There is no such thing as writer’s block, unless a whole bunch of authors happen to live on the same street in your town.
But there is fear and there are those, a ratty bunch, who write nasty stuff and use our fear for their own gain.
I’ve had such rattiness happen to me. I know you have.
I’ve been guilty of such rattiness, not too often, I like to think. Usually my rattiness takes a cowardly form—not reaching out, but moving on when I see the pain of others.
Back to fear. It never goes away. Pain doesn’t, either.
But these will help to tame it. They are best done before you begin to write your stuff or at a low point in your day.
- Take a twenty-minute nap.
- Talk to a friend.
- Say from God’s lips to my keyboard ten times.
- Take a warm bath or swim some place where you can float forever.
- Count the stars.
- Remember the times your writing has moved others.
- Remember the times your ability with words has surprised you.
- Remember the times you carved your words into exciting angles, fleshier characters.
- Take a long walk.
- Write in cursive. Put pen to paper and let your fingers work. Do not think of the words, just move the pen.
- First draft, forget punctuation just let the words flow frum your fingers not caring a tinker’s damn who thinks what so there
- Write down all the words you can think of beginning with a; the next day, b, etc. Write without stopping for spellcheck.
- Talk to your characters in the shower. Listen when they talk back to you.
- Write a summary of the current politics in your character’s voice.
- Read poetry.
- Write a poem.
Or forget all of the above, sit down at the keyboard and wrestle with your words.
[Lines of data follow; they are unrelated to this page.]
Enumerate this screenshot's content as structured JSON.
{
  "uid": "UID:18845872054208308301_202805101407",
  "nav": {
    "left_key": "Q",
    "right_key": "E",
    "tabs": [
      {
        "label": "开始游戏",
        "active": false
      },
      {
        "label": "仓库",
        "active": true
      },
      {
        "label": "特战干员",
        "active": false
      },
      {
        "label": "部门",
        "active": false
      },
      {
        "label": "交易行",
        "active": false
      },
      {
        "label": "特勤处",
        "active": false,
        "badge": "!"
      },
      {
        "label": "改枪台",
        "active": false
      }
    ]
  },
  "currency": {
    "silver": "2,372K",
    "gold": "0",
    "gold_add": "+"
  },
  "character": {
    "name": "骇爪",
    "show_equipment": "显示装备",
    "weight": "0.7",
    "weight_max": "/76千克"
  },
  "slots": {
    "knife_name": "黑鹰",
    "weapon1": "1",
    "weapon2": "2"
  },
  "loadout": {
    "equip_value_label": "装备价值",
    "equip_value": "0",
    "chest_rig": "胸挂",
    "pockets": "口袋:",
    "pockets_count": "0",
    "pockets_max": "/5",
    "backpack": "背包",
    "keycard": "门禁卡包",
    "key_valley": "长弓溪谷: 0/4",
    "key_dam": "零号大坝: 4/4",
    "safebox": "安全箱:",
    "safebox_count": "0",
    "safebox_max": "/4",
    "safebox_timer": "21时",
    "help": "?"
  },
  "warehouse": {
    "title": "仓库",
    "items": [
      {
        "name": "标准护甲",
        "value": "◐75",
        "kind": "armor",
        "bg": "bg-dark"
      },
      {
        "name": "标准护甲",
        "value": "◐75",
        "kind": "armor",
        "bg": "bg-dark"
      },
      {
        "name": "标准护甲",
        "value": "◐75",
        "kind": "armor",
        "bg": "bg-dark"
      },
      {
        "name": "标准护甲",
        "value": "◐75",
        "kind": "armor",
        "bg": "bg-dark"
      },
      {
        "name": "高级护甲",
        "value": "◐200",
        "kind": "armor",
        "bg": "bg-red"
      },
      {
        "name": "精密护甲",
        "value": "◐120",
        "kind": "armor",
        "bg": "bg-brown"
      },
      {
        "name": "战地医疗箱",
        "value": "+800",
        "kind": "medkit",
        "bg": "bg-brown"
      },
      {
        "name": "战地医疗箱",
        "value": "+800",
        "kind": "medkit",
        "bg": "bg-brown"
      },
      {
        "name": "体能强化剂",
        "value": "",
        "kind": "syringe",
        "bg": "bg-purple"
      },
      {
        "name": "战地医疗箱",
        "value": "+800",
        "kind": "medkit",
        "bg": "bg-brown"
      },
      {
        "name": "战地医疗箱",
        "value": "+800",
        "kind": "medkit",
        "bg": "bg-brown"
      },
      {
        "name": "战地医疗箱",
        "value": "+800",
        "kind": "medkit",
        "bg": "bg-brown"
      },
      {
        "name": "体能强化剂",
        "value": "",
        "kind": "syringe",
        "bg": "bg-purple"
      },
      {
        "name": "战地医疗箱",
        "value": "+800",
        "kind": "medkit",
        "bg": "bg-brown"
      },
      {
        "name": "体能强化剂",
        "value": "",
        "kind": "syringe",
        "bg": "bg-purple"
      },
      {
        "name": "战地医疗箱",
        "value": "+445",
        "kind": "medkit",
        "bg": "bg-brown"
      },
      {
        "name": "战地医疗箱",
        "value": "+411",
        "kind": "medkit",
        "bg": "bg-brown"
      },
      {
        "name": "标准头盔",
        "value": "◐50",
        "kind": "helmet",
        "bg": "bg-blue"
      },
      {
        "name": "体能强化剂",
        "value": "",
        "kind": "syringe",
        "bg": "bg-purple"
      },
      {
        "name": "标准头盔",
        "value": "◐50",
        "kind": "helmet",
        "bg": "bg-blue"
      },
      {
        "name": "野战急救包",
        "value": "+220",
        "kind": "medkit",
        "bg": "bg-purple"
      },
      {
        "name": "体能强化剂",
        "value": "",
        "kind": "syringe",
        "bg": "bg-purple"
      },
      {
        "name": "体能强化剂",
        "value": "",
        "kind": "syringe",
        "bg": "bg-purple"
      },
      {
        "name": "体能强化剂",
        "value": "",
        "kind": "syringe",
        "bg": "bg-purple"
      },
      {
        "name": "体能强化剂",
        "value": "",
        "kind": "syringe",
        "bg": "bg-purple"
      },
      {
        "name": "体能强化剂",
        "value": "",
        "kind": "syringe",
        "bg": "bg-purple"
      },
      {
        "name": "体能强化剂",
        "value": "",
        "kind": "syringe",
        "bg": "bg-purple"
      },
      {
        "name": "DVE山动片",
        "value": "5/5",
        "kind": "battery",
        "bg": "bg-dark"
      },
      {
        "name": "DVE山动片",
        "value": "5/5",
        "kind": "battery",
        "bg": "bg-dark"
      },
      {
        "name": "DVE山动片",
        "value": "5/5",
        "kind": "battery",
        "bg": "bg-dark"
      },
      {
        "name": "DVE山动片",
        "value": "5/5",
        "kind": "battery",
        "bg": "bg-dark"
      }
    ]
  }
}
Struggle down old ghosts until you feel the power your gift gives you, a lemon balm.
Photo: Dislocation. Credit: Luce-Chiara #2 (Flickr), Creative Commons.